┌─ Records shown
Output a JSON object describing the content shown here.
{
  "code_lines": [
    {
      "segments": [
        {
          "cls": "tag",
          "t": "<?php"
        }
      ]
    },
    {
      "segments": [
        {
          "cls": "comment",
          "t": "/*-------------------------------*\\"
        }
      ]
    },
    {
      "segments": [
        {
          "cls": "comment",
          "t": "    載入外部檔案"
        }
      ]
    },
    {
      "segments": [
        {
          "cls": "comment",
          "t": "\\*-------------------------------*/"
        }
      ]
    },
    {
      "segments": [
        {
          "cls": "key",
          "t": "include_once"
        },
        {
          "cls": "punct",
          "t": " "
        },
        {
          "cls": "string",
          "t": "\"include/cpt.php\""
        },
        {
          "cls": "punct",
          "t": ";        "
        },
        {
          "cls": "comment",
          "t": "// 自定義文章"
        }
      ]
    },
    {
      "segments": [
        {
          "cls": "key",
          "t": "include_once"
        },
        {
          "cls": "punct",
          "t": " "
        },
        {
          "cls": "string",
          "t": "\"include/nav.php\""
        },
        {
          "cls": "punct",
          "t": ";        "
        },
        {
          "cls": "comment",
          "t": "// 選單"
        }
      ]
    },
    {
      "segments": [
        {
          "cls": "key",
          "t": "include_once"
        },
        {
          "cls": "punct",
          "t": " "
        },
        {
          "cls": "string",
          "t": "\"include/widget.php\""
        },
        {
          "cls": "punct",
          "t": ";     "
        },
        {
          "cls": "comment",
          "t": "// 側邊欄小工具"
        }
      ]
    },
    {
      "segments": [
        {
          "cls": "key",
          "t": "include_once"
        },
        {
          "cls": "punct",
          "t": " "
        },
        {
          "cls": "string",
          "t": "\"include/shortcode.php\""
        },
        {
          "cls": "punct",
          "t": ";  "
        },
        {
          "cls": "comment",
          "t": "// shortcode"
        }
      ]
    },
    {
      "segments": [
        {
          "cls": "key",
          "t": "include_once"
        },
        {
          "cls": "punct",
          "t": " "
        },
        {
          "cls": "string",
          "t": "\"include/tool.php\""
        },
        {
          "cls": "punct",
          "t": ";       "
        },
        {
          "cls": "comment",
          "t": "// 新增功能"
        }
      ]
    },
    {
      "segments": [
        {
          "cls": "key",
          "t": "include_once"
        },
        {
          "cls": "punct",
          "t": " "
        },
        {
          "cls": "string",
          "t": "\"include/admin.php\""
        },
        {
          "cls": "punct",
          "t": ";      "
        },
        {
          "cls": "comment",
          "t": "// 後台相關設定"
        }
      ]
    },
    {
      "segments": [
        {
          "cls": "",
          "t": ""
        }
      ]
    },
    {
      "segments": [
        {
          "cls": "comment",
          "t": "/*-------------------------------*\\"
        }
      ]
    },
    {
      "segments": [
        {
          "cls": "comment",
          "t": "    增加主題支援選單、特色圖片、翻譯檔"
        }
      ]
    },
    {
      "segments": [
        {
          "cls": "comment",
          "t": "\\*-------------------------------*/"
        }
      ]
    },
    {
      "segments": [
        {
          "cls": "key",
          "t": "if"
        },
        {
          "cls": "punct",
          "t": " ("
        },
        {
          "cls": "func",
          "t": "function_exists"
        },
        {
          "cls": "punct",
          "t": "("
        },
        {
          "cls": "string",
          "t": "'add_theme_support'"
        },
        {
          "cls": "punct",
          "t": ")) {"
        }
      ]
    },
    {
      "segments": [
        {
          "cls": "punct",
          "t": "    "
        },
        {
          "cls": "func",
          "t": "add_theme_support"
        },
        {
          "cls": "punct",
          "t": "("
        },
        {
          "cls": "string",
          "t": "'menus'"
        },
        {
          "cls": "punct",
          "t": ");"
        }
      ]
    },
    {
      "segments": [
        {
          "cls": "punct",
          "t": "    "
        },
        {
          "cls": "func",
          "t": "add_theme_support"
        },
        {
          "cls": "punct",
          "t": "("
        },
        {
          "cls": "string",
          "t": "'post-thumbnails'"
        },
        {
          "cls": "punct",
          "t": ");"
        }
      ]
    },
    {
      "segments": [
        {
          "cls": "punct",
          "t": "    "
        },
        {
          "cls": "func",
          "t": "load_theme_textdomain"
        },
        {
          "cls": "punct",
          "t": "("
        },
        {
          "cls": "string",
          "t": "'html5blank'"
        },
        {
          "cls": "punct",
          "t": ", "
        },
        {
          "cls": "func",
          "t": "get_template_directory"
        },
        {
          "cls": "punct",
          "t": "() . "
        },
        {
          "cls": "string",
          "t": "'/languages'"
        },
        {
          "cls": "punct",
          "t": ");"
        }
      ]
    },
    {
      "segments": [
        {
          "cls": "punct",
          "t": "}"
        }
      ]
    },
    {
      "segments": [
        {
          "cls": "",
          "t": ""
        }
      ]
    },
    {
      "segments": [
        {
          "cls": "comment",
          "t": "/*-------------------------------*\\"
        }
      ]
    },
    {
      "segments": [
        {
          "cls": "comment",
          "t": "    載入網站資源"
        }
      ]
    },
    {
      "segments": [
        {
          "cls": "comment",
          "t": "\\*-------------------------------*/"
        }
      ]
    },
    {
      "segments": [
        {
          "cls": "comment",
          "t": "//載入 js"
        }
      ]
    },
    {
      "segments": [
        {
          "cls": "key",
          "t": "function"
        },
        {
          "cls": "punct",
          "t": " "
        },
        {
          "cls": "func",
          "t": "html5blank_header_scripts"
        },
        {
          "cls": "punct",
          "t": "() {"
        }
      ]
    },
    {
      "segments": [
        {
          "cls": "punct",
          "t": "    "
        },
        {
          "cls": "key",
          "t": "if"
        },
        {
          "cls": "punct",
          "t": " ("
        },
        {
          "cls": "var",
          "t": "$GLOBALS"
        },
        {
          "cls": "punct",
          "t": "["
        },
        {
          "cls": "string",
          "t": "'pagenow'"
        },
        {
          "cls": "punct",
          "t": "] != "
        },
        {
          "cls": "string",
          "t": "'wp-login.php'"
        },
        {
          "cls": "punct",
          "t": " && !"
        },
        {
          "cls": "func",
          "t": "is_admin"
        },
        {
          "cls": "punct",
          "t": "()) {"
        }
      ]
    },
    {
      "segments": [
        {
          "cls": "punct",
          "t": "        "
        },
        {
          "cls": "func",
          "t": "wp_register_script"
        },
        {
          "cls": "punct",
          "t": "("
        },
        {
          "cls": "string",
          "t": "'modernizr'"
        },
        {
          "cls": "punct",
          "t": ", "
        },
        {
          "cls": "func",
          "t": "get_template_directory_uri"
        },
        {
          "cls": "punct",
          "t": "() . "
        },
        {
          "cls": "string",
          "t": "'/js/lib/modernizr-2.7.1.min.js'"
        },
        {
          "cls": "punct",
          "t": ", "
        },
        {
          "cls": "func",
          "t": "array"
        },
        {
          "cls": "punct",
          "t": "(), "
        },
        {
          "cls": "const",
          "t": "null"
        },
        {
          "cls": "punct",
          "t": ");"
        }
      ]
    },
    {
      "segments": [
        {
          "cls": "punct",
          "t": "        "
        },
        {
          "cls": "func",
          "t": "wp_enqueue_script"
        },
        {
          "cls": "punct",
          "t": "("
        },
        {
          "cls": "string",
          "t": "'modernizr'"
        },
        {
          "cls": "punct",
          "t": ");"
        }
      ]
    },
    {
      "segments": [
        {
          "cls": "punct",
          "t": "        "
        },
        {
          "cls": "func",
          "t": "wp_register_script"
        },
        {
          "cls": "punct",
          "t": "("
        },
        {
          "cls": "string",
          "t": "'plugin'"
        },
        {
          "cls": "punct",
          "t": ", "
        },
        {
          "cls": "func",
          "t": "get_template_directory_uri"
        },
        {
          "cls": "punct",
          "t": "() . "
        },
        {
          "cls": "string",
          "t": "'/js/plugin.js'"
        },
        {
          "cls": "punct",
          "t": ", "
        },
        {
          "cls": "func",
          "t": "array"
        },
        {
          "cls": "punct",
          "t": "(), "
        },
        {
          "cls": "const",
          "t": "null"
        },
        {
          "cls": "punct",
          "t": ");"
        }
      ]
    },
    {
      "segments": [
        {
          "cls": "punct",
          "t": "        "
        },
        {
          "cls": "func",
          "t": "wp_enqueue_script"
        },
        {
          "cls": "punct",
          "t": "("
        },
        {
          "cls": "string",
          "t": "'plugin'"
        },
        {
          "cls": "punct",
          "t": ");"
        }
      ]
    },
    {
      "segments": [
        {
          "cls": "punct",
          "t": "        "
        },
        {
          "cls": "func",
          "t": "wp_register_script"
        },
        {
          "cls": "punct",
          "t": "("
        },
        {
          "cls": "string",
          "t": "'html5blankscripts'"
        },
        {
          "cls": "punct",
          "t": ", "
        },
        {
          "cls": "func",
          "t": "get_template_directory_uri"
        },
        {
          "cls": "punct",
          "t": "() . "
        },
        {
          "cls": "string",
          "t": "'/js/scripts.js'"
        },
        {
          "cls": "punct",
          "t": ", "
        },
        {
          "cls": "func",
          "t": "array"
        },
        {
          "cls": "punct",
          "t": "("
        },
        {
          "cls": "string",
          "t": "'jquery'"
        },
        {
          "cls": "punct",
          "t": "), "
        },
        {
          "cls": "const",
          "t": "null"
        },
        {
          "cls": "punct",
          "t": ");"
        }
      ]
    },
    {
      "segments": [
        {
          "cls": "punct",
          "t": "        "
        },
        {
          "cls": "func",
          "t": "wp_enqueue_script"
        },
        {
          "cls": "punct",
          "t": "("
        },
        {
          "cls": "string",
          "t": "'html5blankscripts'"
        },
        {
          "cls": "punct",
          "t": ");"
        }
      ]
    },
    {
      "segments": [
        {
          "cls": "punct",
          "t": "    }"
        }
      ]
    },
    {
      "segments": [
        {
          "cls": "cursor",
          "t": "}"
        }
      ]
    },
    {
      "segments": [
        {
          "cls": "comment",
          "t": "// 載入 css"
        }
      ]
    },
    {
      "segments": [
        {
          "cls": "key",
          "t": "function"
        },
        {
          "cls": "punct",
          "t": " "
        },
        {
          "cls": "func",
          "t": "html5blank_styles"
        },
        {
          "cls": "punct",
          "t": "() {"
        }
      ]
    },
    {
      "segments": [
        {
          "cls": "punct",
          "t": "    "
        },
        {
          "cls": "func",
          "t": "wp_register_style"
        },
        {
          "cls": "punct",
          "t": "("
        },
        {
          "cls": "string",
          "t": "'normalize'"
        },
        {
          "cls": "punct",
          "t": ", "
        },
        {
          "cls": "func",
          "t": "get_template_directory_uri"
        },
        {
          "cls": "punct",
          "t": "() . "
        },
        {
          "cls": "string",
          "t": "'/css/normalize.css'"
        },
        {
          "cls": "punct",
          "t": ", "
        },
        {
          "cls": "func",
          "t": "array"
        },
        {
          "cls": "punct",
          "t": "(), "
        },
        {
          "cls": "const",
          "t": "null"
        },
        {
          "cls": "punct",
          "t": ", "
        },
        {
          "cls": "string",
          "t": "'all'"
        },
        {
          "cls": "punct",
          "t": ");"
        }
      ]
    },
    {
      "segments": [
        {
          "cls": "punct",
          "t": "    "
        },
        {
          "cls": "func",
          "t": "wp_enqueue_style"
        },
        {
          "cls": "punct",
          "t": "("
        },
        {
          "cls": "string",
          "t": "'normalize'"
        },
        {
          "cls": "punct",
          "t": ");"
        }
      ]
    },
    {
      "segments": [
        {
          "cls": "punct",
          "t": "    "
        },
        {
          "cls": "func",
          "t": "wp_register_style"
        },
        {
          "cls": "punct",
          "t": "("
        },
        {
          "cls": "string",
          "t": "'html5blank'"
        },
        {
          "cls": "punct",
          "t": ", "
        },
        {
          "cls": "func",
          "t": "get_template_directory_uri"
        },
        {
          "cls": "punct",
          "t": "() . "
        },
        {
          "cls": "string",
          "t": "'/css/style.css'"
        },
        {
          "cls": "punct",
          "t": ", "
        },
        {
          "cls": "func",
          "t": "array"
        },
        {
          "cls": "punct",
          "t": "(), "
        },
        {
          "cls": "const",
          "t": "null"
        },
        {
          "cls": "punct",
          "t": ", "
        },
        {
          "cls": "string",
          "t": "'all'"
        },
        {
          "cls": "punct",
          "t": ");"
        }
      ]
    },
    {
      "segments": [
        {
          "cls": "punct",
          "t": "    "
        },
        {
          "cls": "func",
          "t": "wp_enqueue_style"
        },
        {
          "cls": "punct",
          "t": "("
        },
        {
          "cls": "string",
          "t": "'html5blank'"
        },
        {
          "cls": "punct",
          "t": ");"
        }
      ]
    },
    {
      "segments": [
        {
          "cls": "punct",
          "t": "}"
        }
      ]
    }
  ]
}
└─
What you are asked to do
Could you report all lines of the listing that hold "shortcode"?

Worked solution
          "t": "\"include/shortcode.php\""
          "t": "// shortcode"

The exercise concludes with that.